BEGIN TASK INPUT

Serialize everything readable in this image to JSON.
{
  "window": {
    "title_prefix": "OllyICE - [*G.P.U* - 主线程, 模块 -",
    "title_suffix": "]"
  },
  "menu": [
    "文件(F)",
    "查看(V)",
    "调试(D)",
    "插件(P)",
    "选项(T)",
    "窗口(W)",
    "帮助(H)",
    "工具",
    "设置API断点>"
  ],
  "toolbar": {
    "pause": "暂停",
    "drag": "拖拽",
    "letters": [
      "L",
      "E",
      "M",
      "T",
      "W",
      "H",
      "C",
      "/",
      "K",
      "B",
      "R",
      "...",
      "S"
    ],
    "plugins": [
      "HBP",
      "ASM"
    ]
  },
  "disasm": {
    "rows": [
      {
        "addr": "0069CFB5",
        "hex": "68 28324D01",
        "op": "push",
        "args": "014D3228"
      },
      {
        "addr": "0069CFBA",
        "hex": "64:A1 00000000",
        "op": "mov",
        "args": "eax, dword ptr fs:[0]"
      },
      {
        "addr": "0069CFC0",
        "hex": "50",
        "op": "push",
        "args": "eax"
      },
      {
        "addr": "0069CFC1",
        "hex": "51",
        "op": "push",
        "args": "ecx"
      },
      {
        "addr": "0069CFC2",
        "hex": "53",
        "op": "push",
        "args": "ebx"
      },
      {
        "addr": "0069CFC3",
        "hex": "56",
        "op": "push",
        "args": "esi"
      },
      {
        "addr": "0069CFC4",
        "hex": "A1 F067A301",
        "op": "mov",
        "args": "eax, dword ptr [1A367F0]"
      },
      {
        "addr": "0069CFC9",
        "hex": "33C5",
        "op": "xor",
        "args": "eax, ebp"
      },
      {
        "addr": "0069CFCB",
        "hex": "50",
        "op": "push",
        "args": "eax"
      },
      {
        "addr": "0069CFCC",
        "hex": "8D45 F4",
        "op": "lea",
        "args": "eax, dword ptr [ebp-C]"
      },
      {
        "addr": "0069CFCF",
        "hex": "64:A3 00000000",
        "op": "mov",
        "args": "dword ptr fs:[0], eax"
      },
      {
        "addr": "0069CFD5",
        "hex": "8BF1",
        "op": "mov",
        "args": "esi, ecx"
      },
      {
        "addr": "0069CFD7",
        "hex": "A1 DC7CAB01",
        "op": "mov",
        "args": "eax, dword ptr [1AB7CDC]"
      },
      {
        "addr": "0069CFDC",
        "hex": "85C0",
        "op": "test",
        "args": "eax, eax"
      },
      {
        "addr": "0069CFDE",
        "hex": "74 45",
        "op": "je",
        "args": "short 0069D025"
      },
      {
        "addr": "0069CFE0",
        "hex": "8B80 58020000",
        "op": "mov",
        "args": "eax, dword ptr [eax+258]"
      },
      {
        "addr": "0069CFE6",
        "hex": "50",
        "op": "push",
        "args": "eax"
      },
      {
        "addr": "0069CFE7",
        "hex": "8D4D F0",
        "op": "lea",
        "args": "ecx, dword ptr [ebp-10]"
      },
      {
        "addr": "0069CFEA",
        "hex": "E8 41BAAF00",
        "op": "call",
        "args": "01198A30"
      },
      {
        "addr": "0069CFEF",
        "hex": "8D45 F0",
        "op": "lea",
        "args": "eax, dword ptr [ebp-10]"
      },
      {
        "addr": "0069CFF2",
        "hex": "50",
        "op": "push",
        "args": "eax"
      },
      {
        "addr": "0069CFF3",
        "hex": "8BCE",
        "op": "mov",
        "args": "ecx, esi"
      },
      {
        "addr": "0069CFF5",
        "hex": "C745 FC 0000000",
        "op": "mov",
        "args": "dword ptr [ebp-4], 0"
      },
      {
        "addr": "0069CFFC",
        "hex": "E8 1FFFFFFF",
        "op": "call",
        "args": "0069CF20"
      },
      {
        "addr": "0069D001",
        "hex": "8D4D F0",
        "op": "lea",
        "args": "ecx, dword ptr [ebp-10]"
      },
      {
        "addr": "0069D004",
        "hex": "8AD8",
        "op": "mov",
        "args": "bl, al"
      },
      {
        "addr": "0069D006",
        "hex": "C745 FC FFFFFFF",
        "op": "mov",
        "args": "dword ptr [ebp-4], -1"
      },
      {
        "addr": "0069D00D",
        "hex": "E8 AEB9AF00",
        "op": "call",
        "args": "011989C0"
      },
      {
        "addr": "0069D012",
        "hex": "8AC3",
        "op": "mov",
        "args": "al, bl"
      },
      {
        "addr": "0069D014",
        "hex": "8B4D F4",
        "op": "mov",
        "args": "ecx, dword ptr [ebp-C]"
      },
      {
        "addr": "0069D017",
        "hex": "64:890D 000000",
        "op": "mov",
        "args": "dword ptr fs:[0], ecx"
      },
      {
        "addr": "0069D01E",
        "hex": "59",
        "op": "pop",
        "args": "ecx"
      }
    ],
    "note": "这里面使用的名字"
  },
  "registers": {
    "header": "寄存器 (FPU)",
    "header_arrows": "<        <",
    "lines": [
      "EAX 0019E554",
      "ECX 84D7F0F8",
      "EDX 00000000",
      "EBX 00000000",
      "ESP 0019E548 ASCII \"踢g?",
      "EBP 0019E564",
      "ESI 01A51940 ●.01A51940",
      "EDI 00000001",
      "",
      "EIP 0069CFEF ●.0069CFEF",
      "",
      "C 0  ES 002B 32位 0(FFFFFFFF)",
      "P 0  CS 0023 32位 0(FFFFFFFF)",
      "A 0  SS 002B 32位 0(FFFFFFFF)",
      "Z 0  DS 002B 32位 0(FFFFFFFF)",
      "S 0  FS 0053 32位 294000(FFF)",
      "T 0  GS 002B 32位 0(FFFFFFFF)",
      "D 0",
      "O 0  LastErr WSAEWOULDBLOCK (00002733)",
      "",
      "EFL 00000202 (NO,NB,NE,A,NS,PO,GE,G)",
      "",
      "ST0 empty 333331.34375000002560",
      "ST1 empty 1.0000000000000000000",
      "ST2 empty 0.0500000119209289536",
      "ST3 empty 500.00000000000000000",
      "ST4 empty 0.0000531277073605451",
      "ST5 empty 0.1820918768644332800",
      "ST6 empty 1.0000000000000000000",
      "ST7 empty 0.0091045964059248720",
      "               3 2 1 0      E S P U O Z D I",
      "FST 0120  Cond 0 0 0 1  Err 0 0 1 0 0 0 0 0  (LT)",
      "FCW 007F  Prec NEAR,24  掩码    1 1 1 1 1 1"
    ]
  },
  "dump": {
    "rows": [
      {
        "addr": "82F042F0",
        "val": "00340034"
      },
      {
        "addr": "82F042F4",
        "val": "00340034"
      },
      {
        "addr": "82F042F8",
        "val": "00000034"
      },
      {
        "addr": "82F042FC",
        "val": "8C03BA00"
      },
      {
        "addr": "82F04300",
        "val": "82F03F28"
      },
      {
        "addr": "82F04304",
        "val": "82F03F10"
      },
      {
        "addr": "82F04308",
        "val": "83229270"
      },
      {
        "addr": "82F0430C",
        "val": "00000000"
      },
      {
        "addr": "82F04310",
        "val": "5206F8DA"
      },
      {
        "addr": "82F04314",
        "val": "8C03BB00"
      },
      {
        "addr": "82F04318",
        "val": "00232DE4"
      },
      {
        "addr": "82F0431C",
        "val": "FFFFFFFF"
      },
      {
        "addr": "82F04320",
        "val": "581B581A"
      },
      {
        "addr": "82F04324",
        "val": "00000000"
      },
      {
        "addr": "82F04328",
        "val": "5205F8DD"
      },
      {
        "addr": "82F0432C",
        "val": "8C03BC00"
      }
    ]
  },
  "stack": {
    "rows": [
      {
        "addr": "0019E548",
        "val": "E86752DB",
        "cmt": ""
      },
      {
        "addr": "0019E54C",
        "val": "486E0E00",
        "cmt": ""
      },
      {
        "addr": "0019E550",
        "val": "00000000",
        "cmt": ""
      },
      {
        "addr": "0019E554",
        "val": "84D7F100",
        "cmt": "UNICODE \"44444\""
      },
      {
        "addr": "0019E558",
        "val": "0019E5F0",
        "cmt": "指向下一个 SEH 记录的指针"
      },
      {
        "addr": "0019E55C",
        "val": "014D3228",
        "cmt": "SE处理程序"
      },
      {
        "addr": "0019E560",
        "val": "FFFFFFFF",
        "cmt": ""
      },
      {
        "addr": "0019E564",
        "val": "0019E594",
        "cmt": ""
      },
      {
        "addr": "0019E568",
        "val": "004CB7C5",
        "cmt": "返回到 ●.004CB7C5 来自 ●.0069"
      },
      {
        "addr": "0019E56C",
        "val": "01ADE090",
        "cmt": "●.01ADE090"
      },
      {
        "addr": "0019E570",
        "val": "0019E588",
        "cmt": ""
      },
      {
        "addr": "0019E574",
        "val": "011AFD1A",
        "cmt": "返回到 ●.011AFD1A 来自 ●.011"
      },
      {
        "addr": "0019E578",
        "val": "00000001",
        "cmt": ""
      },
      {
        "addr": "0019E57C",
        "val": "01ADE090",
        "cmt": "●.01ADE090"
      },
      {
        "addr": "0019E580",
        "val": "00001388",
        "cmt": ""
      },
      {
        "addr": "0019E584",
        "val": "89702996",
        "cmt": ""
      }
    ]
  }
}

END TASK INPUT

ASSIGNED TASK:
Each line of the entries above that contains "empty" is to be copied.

REPLY TO THE EXERCISE:
      "ST0 empty 333331.34375000002560",
      "ST1 empty 1.0000000000000000000",
      "ST2 empty 0.0500000119209289536",
      "ST3 empty 500.00000000000000000",
      "ST4 empty 0.0000531277073605451",
      "ST5 empty 0.1820918768644332800",
      "ST6 empty 1.0000000000000000000",
      "ST7 empty 0.0091045964059248720",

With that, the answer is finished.